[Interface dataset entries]
Content starts

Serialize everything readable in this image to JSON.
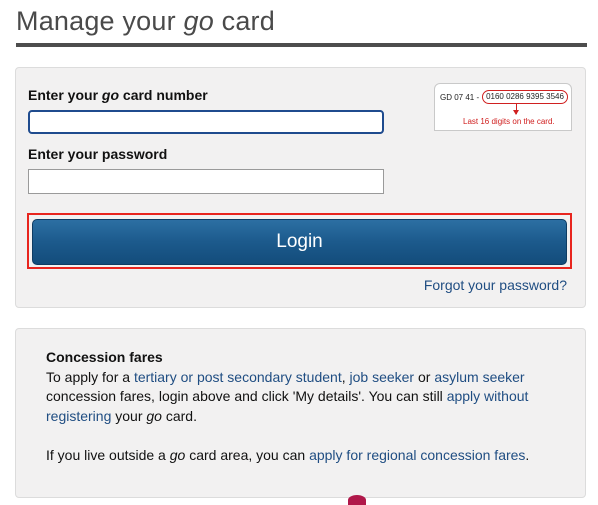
{
  "header": {
    "title_pre": "Manage your ",
    "title_italic": "go",
    "title_post": " card"
  },
  "login": {
    "card_label_pre": "Enter your ",
    "card_label_italic": "go",
    "card_label_post": " card number",
    "card_value": "",
    "password_label": "Enter your password",
    "password_value": "",
    "login_label": "Login",
    "forgot_label": "Forgot your password?"
  },
  "card_hint": {
    "prefix": "GD 07 41 -",
    "digits": "0160 0286 9395 3546",
    "caption": "Last 16 digits on the card."
  },
  "concession": {
    "heading": "Concession fares",
    "p1_a": "To apply for a ",
    "link_student": "tertiary or post secondary student",
    "p1_b": ", ",
    "link_jobseeker": "job seeker",
    "p1_c": " or ",
    "link_asylum": "asylum seeker",
    "p1_d": " concession fares, login above and click 'My details'. You can still ",
    "link_apply_without": "apply without registering",
    "p1_e": " your ",
    "p1_italic": "go",
    "p1_f": " card.",
    "p2_a": "If you live outside a ",
    "p2_italic": "go",
    "p2_b": " card area, you can ",
    "link_regional": "apply for regional concession fares",
    "p2_c": "."
  },
  "colors": {
    "accent": "#1c5a8c",
    "link": "#1f4d82",
    "highlight": "#e8251e",
    "panel": "#f2f1f1"
  }
}
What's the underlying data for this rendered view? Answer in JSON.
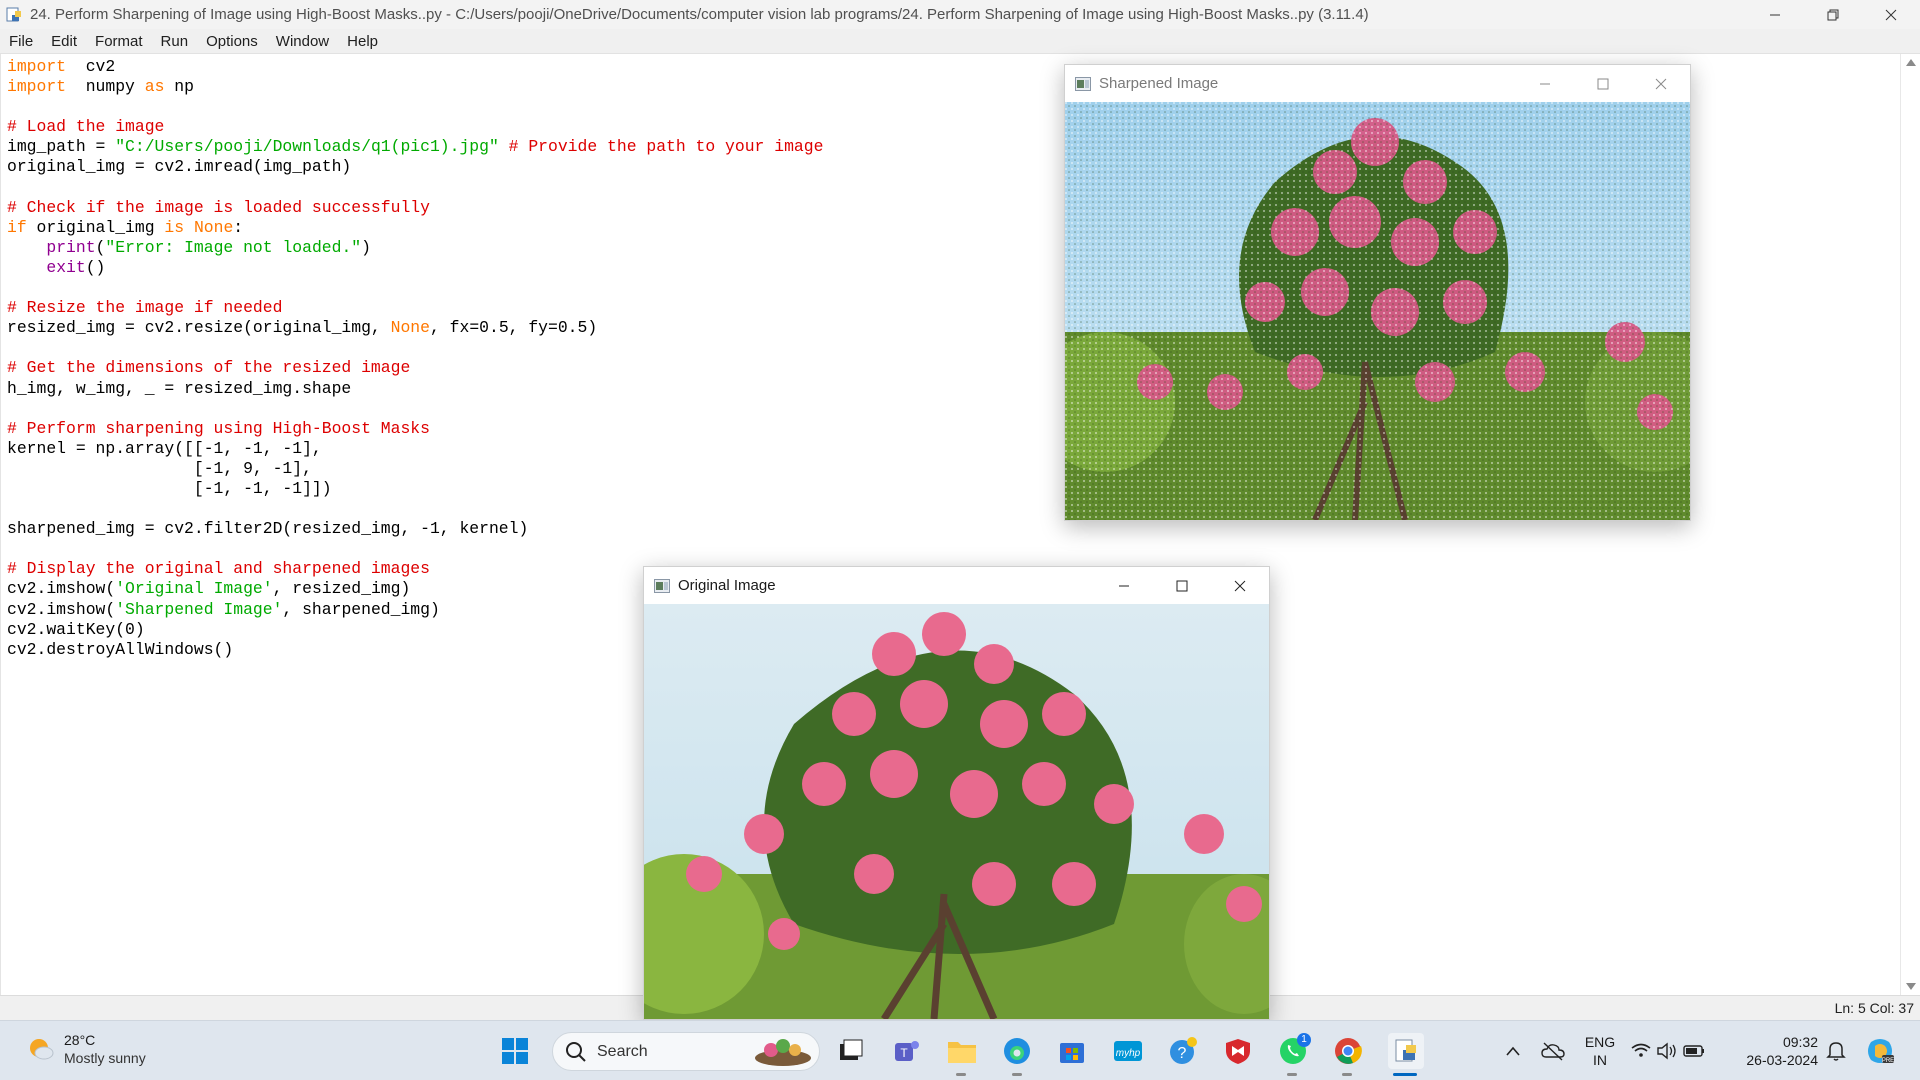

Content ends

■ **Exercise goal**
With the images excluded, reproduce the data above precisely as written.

■ **Response to this task**
Serialize everything readable in this image to JSON.
{
  "header": {
    "title_pre": "Manage your ",
    "title_italic": "go",
    "title_post": " card"
  },
  "login": {
    "card_label_pre": "Enter your ",
    "card_label_italic": "go",
    "card_label_post": " card number",
    "card_value": "",
    "password_label": "Enter your password",
    "password_value": "",
    "login_label": "Login",
    "forgot_label": "Forgot your password?"
  },
  "card_hint": {
    "prefix": "GD 07 41 -",
    "digits": "0160 0286 9395 3546",
    "caption": "Last 16 digits on the card."
  },
  "concession": {
    "heading": "Concession fares",
    "p1_a": "To apply for a ",
    "link_student": "tertiary or post secondary student",
    "p1_b": ", ",
    "link_jobseeker": "job seeker",
    "p1_c": " or ",
    "link_asylum": "asylum seeker",
    "p1_d": " concession fares, login above and click 'My details'. You can still ",
    "link_apply_without": "apply without registering",
    "p1_e": " your ",
    "p1_italic": "go",
    "p1_f": " card.",
    "p2_a": "If you live outside a ",
    "p2_italic": "go",
    "p2_b": " card area, you can ",
    "link_regional": "apply for regional concession fares",
    "p2_c": "."
  },
  "colors": {
    "accent": "#1c5a8c",
    "link": "#1f4d82",
    "highlight": "#e8251e",
    "panel": "#f2f1f1"
  }
}
What's the underlying data for this rendered view? Answer in JSON.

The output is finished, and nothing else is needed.